• [Source material]:
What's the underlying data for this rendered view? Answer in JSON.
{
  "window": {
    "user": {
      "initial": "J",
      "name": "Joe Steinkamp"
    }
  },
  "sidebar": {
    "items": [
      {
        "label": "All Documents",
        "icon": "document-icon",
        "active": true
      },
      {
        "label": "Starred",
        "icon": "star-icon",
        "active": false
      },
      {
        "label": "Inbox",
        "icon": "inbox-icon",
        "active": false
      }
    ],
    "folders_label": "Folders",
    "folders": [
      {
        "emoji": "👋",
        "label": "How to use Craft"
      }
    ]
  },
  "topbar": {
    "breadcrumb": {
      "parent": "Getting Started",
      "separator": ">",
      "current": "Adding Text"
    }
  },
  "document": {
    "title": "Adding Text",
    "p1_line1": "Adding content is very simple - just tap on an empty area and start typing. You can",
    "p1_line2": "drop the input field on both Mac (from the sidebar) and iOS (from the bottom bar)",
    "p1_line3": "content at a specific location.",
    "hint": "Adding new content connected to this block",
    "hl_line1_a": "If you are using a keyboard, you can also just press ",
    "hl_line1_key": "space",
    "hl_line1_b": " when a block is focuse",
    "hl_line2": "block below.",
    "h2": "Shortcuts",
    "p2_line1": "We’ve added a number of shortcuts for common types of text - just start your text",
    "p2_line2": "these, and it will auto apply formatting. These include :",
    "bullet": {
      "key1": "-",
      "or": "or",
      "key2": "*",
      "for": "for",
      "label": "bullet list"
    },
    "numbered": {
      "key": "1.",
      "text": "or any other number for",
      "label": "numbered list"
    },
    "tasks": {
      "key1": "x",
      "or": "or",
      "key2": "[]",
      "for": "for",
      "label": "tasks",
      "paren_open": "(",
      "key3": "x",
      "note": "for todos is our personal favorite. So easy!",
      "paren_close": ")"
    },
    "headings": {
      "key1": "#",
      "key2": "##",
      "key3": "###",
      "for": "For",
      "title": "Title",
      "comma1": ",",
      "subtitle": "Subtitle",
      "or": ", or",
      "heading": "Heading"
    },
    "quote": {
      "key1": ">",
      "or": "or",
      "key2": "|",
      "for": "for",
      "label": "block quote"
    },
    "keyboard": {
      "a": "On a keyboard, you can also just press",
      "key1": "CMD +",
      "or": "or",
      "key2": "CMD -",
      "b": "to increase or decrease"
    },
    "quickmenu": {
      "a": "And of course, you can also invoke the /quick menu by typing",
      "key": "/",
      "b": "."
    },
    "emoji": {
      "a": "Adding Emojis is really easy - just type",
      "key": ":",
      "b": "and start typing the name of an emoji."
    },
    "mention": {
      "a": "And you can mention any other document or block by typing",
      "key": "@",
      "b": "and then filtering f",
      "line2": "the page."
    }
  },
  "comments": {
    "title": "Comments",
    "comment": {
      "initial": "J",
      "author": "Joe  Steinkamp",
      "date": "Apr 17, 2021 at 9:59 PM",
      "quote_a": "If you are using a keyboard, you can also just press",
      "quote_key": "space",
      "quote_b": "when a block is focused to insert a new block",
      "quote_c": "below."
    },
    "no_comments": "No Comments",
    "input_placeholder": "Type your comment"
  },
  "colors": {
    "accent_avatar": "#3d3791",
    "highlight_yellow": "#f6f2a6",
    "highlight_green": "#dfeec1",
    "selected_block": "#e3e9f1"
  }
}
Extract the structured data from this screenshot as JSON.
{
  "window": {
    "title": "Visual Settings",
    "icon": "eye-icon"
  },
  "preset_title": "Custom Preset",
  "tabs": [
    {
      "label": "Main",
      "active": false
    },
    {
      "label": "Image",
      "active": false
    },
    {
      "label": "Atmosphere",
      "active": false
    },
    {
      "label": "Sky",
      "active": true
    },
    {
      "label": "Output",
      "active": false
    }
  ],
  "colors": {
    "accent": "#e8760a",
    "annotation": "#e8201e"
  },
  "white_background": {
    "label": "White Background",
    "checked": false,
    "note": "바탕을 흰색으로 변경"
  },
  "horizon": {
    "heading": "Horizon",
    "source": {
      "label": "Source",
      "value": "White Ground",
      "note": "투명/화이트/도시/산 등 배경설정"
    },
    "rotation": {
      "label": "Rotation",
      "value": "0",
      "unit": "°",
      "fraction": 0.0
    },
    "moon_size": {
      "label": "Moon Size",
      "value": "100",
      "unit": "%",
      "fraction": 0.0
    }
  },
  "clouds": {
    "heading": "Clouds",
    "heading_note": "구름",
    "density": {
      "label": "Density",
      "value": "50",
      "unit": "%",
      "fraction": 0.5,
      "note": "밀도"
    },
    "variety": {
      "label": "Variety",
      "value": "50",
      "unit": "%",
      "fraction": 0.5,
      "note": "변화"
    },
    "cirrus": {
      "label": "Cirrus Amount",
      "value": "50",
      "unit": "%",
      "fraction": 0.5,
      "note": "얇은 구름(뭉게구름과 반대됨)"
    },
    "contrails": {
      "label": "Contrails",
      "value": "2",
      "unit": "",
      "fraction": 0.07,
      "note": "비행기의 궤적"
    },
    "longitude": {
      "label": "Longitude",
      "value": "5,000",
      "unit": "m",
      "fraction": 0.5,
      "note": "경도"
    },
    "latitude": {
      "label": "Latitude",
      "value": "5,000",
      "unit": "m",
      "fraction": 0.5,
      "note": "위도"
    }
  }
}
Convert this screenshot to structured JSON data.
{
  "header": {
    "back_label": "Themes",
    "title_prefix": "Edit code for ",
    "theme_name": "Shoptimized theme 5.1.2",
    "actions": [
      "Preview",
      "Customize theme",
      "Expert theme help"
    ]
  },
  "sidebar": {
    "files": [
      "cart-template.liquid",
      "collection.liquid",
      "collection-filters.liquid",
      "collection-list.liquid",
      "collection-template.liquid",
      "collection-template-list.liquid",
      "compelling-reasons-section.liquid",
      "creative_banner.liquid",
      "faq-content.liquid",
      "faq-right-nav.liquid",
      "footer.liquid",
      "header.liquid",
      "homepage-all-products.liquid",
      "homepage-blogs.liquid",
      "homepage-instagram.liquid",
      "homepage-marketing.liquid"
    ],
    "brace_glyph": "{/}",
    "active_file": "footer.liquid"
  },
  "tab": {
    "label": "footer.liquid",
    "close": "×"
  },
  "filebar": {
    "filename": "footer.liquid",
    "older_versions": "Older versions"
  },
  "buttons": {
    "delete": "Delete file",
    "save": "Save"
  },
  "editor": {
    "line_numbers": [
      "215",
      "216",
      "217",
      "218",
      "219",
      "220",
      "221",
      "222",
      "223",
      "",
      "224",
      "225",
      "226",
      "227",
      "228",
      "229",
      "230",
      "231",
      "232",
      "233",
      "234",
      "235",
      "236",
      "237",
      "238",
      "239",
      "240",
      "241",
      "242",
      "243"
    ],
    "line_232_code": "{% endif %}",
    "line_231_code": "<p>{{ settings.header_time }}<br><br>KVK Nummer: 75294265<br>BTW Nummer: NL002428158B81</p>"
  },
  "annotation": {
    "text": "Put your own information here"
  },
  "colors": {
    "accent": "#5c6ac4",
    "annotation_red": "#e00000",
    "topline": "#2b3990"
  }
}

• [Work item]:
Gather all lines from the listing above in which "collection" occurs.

• [Expected output]:
      "collection.liquid",
      "collection-filters.liquid",
      "collection-list.liquid",
      "collection-template.liquid",
      "collection-template-list.liquid",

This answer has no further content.